A position of trust
Despite what you read in the Daily Mail , lawyers hold a position of trust in society, says Kerry Underwood
I am in Stavanger in Norway, having just spoken to sixth formers about being a lawyer in England and Wales. It concentrates the mind on the positives, so as the profession is under attack from politicians and the media, here are a few of them.
You can make a real and positive difference to people’s lives. Being a lawyer has been described as guiding clients across the choppy waters of life to safety on the other side. Often those with serious problems will say that they feel so much better for having spoken to someone.
Civilised society depends on law and the rule of law. Without it there is anarchy and chaos. Society collapses. Daily life is based on trust and a large part of that is the ability to enforce a contract or collect a debt.
Lawyers, along with our friends in the press, are a check on the power of government, authority generally, and faceless multi-national corporations. That is why the establishment uses up so much energy attacking us, although as soon as those self-same people have a problem they run straight to a lawyer.
Laws and rights without the ability to enforce them are meaningless. Access to courts and access to affordable lawyers are as essential as the laws themselves. One does not work without the other.
In spite of the rabid ravings of the Daily Mail, lawyers hold a position of trust in society, both nationally and locally. It is no coincidence that almost every society in the world draws its judges from the ranks of lawyers, often giving its most senior judges the power to overturn laws.
Locally, lawyers are school governors, club and society treasurers, secretaries, and trustees. Any TV programme involving courts or lawyers gets large audiences. Parents are more likely to want their children to be lawyers than bankers or estate agents, even though those jobs pay far more.
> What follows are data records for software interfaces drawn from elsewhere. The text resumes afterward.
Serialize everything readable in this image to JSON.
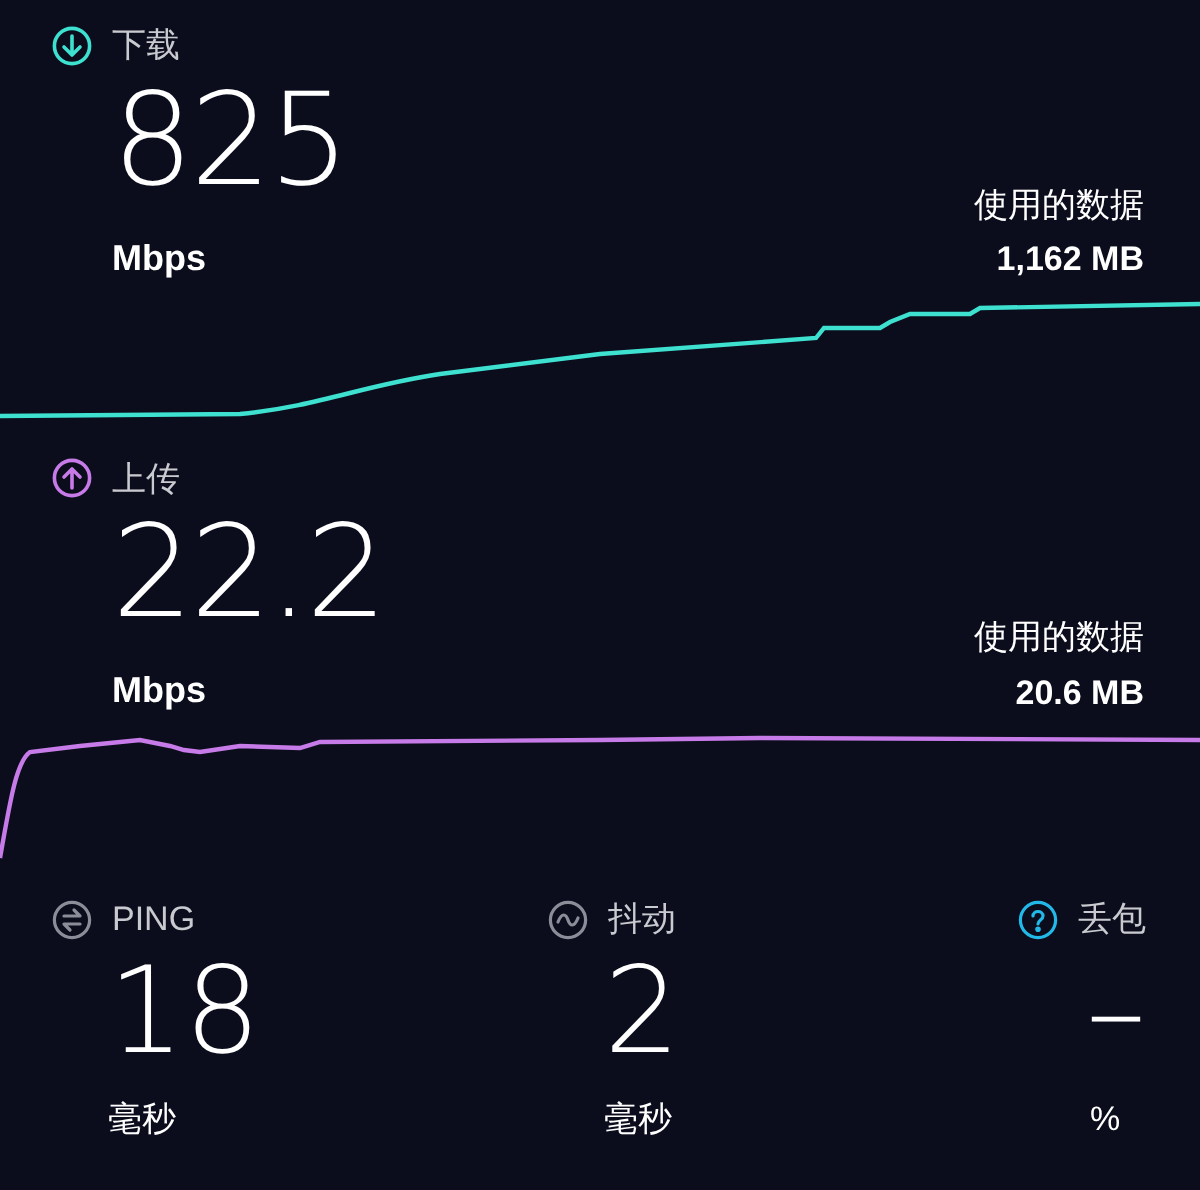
{
  "sections": [
    {
      "kind": "download",
      "label": "下载",
      "color": "#3ee0d0",
      "value": "825",
      "unit": "Mbps",
      "data_label": "使用的数据",
      "data_value": "1,162 MB"
    },
    {
      "kind": "upload",
      "label": "上传",
      "color": "#c77be8",
      "value": "22.2",
      "unit": "Mbps",
      "data_label": "使用的数据",
      "data_value": "20.6 MB"
    }
  ],
  "metrics": [
    {
      "kind": "ping",
      "label": "PING",
      "color": "#8b8e99",
      "value": "18",
      "unit": "毫秒"
    },
    {
      "kind": "jitter",
      "label": "抖动",
      "color": "#8b8e99",
      "value": "2",
      "unit": "毫秒"
    },
    {
      "kind": "loss",
      "label": "丢包",
      "color": "#22b8e8",
      "value": "–",
      "unit": "%"
    }
  ]
}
The variety of work is endless, including criminal and civil advocacy, human rights, employment, personal injury, local authority matters, contract work, licensing, conveyancing, wills, probate, research – indeed advising on just about everything. Dealing with, and helping, people in all sorts of situations is for most of us the most interesting and rewarding part of the job.
Being a lawyer can involve half a dozen careers even if you work in the same office all of your life. Law opens other doors, such as writing and lecturing, which demand the same skills of organisation, analysis, and logical presentation of raw material. Many of the top thriller writers trained as lawyers.
Also, in spite of the moaning, it is a well-paid and fulfilling career. Whenever I lecture, especially to personal injury lawyers, I am struck by the contrast between the tales of economic woe and the cars in the car park. If I had my time over again I would be a high street solicitor.
Kerry Underwood is senior partner at Underwoods Solicitors